Problem to work on -
From the entries below, copy every line that has the word "átlag".
[Opening Supplied records section]
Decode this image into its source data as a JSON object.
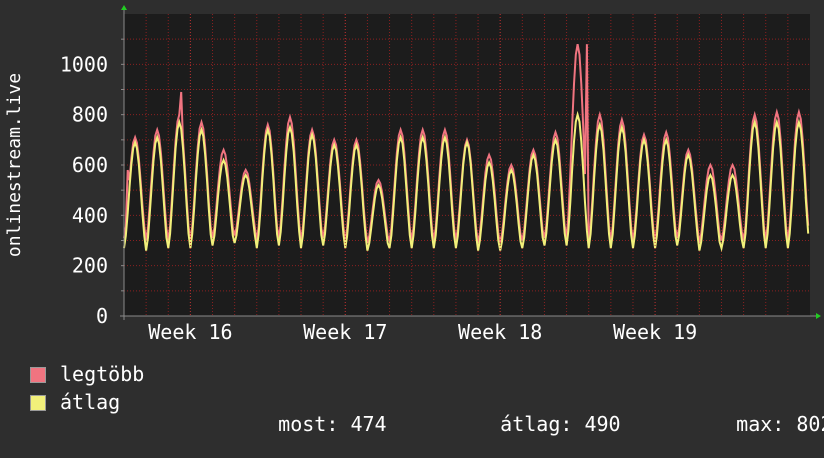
{
  "colors": {
    "background": "#2e2e2e",
    "plot_background": "#1c1c1c",
    "grid": "#8a2020",
    "axis": "#8a8a8a",
    "arrow": "#22cc22",
    "text": "#ffffff",
    "max_line": "#f07480",
    "avg_line": "#f2f07a"
  },
  "legend": {
    "items": [
      {
        "label": "legtöbb",
        "color": "#f07480"
      },
      {
        "label": "átlag",
        "color": "#f2f07a"
      }
    ],
    "stats": {
      "now_label": "most:",
      "now_value": "474",
      "avg_label": "átlag:",
      "avg_value": "490",
      "max_label": "max:",
      "max_value": "802"
    }
  },
  "chart_data": {
    "type": "line",
    "ylabel": "onlinestream.live",
    "xlabel": "",
    "title": "",
    "ylim": [
      0,
      1200
    ],
    "yticks": [
      0,
      200,
      400,
      600,
      800,
      1000
    ],
    "x_tick_labels": [
      "Week 16",
      "Week 17",
      "Week 18",
      "Week 19"
    ],
    "grid": true,
    "days": 31,
    "series": [
      {
        "name": "legtöbb",
        "color": "#f07480",
        "daily_peak": [
          710,
          740,
          800,
          770,
          660,
          580,
          760,
          790,
          740,
          700,
          700,
          540,
          740,
          740,
          740,
          700,
          640,
          600,
          660,
          730,
          1080,
          800,
          780,
          720,
          730,
          660,
          600,
          600,
          800,
          810,
          810
        ],
        "daily_trough": [
          310,
          300,
          300,
          300,
          310,
          320,
          300,
          310,
          300,
          310,
          300,
          290,
          300,
          300,
          300,
          300,
          290,
          290,
          300,
          310,
          310,
          300,
          300,
          300,
          300,
          310,
          290,
          300,
          300,
          300,
          300
        ],
        "spikes": [
          {
            "day": 2.55,
            "value": 890
          },
          {
            "day": 20.9,
            "value": 1080
          },
          {
            "day": 0.2,
            "value": 580
          }
        ]
      },
      {
        "name": "átlag",
        "color": "#f2f07a",
        "daily_peak": [
          690,
          710,
          770,
          740,
          620,
          560,
          740,
          750,
          720,
          680,
          680,
          520,
          710,
          710,
          710,
          690,
          610,
          580,
          640,
          700,
          800,
          760,
          750,
          700,
          700,
          640,
          560,
          560,
          770,
          770,
          770
        ],
        "daily_trough": [
          270,
          260,
          270,
          270,
          280,
          290,
          270,
          280,
          270,
          280,
          270,
          260,
          270,
          270,
          270,
          270,
          260,
          260,
          270,
          280,
          280,
          270,
          270,
          270,
          270,
          280,
          260,
          270,
          270,
          270,
          270
        ],
        "end_value": 474
      }
    ]
  }
}
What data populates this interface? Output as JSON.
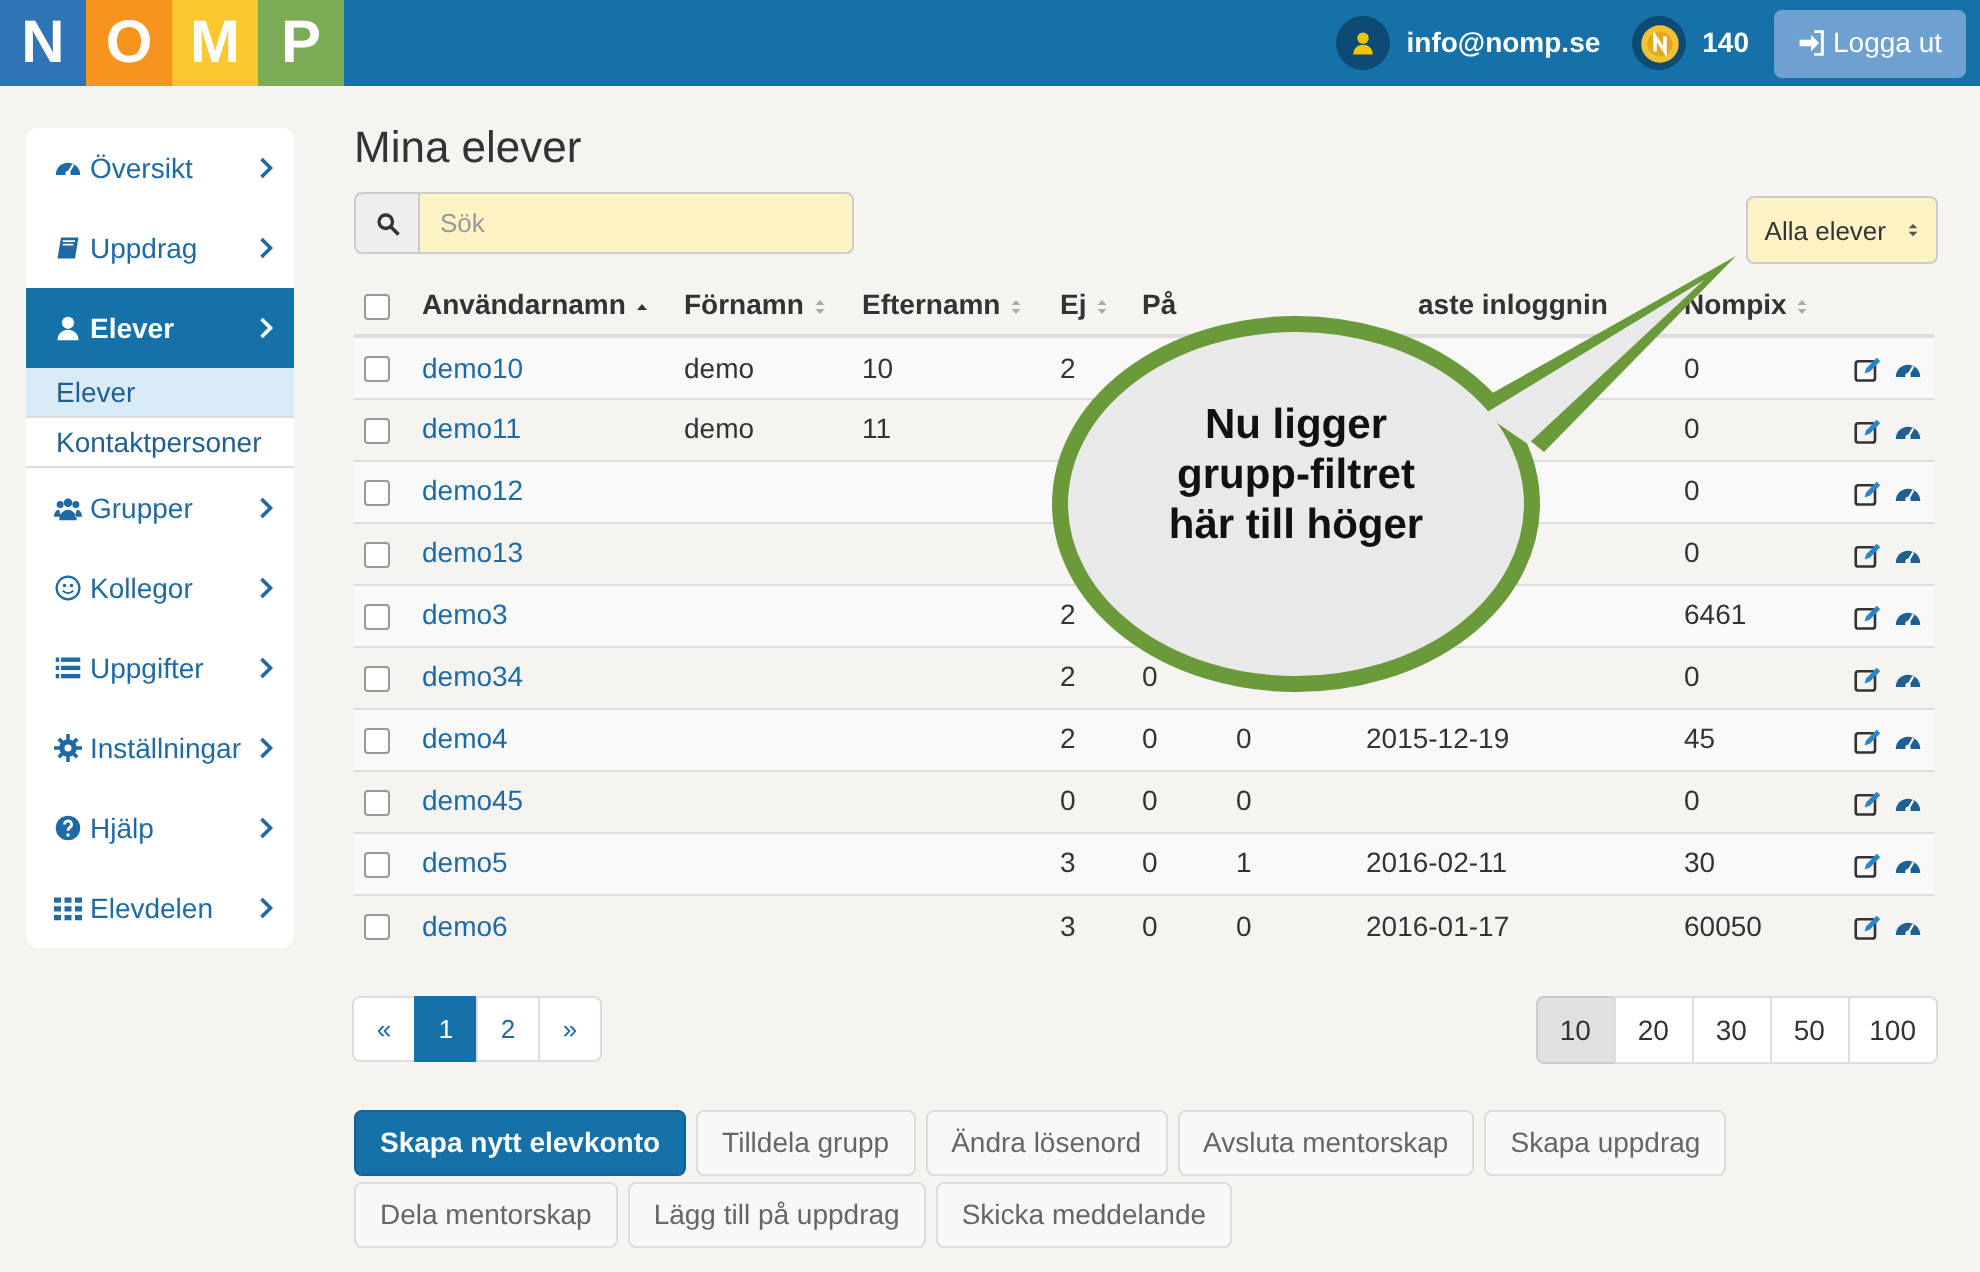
{
  "header": {
    "logo": [
      "N",
      "O",
      "M",
      "P"
    ],
    "user": "info@nomp.se",
    "coins": "140",
    "logout": "Logga ut"
  },
  "sidebar": {
    "items": [
      {
        "label": "Översikt",
        "selected": false
      },
      {
        "label": "Uppdrag",
        "selected": false
      },
      {
        "label": "Elever",
        "selected": true,
        "children": [
          {
            "label": "Elever",
            "selected": true
          },
          {
            "label": "Kontaktpersoner",
            "selected": false
          }
        ]
      },
      {
        "label": "Grupper",
        "selected": false
      },
      {
        "label": "Kollegor",
        "selected": false
      },
      {
        "label": "Uppgifter",
        "selected": false
      },
      {
        "label": "Inställningar",
        "selected": false
      },
      {
        "label": "Hjälp",
        "selected": false
      },
      {
        "label": "Elevdelen",
        "selected": false
      }
    ]
  },
  "title": "Mina elever",
  "search": {
    "placeholder": "Sök"
  },
  "filter": {
    "value": "Alla elever"
  },
  "table": {
    "select_all": {
      "checked": false
    },
    "columns": [
      {
        "label": "Användarnamn",
        "sortable": true,
        "sorted": true
      },
      {
        "label": "Förnamn",
        "sortable": true,
        "sorted": false
      },
      {
        "label": "Efternamn",
        "sortable": true,
        "sorted": false
      },
      {
        "label": "Ej",
        "sortable": true,
        "sorted": false
      },
      {
        "label": "På"
      },
      {},
      {
        "label": "aste inloggnin"
      },
      {
        "label": "Nompix",
        "sortable": true,
        "sorted": false
      }
    ],
    "rows": [
      {
        "checked": false,
        "cells": [
          "demo10",
          "demo",
          "10",
          "2",
          "",
          "",
          "",
          "0"
        ]
      },
      {
        "checked": false,
        "cells": [
          "demo11",
          "demo",
          "11",
          "",
          "",
          "",
          "",
          "0"
        ]
      },
      {
        "checked": false,
        "cells": [
          "demo12",
          "",
          "",
          "",
          "",
          "",
          "",
          "0"
        ]
      },
      {
        "checked": false,
        "cells": [
          "demo13",
          "",
          "",
          "",
          "",
          "",
          "",
          "0"
        ]
      },
      {
        "checked": false,
        "cells": [
          "demo3",
          "",
          "",
          "2",
          "",
          "",
          "",
          "6461"
        ]
      },
      {
        "checked": false,
        "cells": [
          "demo34",
          "",
          "",
          "2",
          "0",
          "",
          "",
          "0"
        ]
      },
      {
        "checked": false,
        "cells": [
          "demo4",
          "",
          "",
          "2",
          "0",
          "0",
          "2015-12-19",
          "45"
        ]
      },
      {
        "checked": false,
        "cells": [
          "demo45",
          "",
          "",
          "0",
          "0",
          "0",
          "",
          "0"
        ]
      },
      {
        "checked": false,
        "cells": [
          "demo5",
          "",
          "",
          "3",
          "0",
          "1",
          "2016-02-11",
          "30"
        ]
      },
      {
        "checked": false,
        "cells": [
          "demo6",
          "",
          "",
          "3",
          "0",
          "0",
          "2016-01-17",
          "60050"
        ]
      }
    ]
  },
  "callout": "Nu ligger grupp-filtret här till höger",
  "pagination": [
    {
      "label": "«",
      "selected": false
    },
    {
      "label": "1",
      "selected": true
    },
    {
      "label": "2",
      "selected": false
    },
    {
      "label": "»",
      "selected": false
    }
  ],
  "page_sizes": [
    {
      "label": "10",
      "selected": true
    },
    {
      "label": "20",
      "selected": false
    },
    {
      "label": "30",
      "selected": false
    },
    {
      "label": "50",
      "selected": false
    },
    {
      "label": "100",
      "selected": false
    }
  ],
  "actions": [
    {
      "label": "Skapa nytt elevkonto",
      "kind": "primary"
    },
    {
      "label": "Tilldela grupp",
      "kind": "default"
    },
    {
      "label": "Ändra lösenord",
      "kind": "default"
    },
    {
      "label": "Avsluta mentorskap",
      "kind": "default"
    },
    {
      "label": "Skapa uppdrag",
      "kind": "default"
    },
    {
      "label": "Dela mentorskap",
      "kind": "default"
    },
    {
      "label": "Lägg till på uppdrag",
      "kind": "default"
    },
    {
      "label": "Skicka meddelande",
      "kind": "default"
    }
  ]
}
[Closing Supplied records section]
Response area -
        "label": "átlag",
      "avg_label": "átlag:",
        "name": "átlag",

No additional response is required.